Ex-Employee Who Sued Novartis Ends Up Being Ordered to Pay $1.85M
Novartis Pharmaceuticals Corp. has been awarded $1.85 million from a former employee who worked for competitors while on the payroll and lied in a suit against the company and on her job application.
U.S. District Judge Susan D. Wigenton set the amount of damages and sanctions on June 5, after finding for Novartis on fraud as well as breach of conflict of interest policy, duty of loyalty and contract counterclaims.
Her ruling follows the dismissal last year of the plaintiff’s federal and state disability claims.
At that time, Wigenton concluded that the plaintiff, physician Afoluso Adesanya, deceived Novartis and the court by misstating her employment history, outside consulting, income sources and other matters.

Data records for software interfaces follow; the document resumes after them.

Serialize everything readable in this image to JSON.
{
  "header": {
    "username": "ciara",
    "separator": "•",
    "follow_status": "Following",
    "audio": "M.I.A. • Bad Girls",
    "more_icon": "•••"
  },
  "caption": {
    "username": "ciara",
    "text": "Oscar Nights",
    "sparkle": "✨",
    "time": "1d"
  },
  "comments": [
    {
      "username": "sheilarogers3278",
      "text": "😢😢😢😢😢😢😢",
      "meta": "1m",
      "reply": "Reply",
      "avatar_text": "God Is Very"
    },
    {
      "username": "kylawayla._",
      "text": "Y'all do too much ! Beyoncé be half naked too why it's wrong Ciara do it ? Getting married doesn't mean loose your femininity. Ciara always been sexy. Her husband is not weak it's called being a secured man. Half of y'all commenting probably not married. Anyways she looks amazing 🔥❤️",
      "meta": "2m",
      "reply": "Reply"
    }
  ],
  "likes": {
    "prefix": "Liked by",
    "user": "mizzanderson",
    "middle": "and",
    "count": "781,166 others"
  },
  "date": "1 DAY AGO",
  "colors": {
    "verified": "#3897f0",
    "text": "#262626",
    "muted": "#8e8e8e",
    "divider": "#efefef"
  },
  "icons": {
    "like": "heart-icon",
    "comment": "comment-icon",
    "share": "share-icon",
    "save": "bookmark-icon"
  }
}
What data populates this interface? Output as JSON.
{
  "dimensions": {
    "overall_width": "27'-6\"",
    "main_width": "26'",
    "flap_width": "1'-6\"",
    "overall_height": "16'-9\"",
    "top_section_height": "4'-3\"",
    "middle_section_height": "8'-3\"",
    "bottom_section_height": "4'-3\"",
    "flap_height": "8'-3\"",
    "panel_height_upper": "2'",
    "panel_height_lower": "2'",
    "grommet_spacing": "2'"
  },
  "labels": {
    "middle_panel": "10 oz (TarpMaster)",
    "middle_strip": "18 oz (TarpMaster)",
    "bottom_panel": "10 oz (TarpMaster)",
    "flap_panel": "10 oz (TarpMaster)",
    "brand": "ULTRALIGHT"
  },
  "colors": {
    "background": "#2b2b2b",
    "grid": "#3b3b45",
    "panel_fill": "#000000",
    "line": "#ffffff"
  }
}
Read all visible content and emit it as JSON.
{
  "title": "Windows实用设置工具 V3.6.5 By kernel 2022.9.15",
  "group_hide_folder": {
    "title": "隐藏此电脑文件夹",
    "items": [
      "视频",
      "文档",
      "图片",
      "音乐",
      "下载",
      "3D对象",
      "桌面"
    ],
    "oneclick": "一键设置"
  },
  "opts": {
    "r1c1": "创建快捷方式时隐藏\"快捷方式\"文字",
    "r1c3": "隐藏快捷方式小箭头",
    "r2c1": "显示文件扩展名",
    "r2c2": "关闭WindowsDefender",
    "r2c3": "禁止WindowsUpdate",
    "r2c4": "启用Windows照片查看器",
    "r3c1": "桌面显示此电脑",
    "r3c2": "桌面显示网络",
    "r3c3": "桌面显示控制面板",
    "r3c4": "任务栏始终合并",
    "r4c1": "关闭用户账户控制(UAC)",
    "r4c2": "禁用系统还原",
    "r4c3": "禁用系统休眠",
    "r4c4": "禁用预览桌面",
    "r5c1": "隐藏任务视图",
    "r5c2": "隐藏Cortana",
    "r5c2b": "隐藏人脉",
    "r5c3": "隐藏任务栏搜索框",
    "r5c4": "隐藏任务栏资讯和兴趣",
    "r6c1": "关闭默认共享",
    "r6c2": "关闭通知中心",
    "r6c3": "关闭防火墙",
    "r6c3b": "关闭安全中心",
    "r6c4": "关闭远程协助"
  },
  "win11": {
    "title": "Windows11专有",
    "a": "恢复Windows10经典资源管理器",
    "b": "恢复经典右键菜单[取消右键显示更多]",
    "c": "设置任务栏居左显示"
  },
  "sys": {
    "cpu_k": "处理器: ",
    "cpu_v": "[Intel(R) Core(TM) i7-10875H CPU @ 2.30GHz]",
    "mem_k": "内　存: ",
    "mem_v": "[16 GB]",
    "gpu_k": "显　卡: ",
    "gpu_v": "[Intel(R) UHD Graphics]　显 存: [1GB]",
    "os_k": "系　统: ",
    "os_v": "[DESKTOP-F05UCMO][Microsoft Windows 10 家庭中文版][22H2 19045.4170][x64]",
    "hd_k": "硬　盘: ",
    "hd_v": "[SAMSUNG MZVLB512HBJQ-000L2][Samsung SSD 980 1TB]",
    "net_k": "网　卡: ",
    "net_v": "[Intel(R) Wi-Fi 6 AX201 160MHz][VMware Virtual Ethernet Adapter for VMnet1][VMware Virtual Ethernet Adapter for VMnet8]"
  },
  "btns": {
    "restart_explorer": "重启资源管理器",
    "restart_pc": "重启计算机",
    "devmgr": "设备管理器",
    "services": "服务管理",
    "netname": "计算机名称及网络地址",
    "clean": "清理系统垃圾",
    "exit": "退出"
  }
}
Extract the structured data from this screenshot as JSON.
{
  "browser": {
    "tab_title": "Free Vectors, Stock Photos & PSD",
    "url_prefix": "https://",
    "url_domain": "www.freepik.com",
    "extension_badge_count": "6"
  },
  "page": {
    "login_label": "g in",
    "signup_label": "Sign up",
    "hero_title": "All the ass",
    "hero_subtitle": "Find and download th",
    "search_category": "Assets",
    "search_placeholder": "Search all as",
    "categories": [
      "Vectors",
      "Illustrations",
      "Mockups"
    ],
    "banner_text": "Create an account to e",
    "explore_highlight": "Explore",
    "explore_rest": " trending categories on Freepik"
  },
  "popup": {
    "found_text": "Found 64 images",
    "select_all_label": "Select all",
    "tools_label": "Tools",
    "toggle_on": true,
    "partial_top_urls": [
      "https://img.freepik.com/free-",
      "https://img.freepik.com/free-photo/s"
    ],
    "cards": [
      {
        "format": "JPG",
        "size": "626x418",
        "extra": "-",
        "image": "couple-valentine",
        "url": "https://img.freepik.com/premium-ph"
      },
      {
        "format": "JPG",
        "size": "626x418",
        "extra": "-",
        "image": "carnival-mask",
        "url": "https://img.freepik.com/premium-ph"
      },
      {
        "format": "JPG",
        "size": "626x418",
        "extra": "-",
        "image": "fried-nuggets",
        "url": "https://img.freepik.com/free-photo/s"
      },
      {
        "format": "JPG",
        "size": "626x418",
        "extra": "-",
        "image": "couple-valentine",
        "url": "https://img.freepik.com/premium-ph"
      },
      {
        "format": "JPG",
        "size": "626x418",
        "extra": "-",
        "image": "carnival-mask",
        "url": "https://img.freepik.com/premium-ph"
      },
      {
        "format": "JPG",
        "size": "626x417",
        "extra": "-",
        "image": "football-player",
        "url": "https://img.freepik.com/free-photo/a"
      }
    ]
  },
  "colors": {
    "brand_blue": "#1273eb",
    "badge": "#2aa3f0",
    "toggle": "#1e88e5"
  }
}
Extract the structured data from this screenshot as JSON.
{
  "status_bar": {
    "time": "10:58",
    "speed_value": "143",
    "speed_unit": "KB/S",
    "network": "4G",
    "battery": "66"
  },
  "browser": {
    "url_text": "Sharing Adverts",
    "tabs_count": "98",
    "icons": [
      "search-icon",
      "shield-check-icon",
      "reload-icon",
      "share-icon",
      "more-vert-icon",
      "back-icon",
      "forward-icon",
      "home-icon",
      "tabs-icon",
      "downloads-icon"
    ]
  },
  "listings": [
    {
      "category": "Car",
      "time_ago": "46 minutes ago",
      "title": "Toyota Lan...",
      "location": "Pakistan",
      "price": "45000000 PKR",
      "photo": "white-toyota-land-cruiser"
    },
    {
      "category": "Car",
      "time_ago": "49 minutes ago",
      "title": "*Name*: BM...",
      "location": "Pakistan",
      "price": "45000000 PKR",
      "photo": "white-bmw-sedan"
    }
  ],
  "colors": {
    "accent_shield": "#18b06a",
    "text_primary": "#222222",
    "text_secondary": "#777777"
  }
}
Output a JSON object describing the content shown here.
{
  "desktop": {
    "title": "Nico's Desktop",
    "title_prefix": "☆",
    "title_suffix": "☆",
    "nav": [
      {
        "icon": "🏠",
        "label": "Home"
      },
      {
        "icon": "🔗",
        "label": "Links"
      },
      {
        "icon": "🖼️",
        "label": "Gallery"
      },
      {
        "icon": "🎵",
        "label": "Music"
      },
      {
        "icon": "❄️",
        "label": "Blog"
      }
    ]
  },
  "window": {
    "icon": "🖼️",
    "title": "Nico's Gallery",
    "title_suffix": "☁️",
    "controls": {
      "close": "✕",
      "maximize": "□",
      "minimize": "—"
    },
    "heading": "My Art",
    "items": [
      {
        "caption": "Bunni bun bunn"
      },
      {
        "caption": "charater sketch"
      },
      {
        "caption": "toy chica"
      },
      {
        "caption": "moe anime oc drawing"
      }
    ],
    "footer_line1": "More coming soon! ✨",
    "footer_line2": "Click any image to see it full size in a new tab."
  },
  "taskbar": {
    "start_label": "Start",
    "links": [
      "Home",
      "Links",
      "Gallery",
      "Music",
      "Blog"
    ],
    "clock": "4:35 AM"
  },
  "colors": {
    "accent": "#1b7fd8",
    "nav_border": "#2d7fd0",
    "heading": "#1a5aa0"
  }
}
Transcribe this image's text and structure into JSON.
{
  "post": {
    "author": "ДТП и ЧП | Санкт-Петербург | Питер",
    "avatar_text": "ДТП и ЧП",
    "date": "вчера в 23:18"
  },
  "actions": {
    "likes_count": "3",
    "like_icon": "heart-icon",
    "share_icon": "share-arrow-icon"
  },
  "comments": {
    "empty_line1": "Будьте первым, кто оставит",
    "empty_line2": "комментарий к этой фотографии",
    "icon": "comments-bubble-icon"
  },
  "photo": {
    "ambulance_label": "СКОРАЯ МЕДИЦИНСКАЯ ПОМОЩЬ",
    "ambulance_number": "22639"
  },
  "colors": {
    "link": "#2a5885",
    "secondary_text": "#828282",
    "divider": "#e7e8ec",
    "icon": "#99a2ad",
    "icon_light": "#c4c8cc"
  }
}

In her most recent ruling, the judge said the company was due $457,040 in attorney’s fees and costs and $1,393,918 in damages from Adesanya, and an additional $23,714 from her husband/business partner.
The damages include repayment of almost $500,000 in income from other companies while a full-time Novartis employee, $647,694 in cash compensation and company benefits, $210,403 in bonuses and $26,818 in relocation expenses.
Wigenton said the deceptions and discovery violations forced Novartis to “incur additional effort and expense to obtain additional information plaintiffs should have provided.”
Novartis was represented by MARC partner John B. McCusker, of counsel Suzanne M. Murphy and associate Bianca M. Olivadoti.
Adesanya sued under the Americans with Disabilities Act and the New Jersey Law Against Discrimination, claiming Novartis failed to accommodate her back and neck problems by not permitting her to work from home more than two days a week.
But MARC showed she was engaging in other employment—jointly owning a pharmaceutical company and holding outside pharmaceutical consulting jobs. The attorneys also discovered she had misrepresented her prior salary and other information when she applied to Novartis.
Read sample news coverage of Wigenton’s ruling.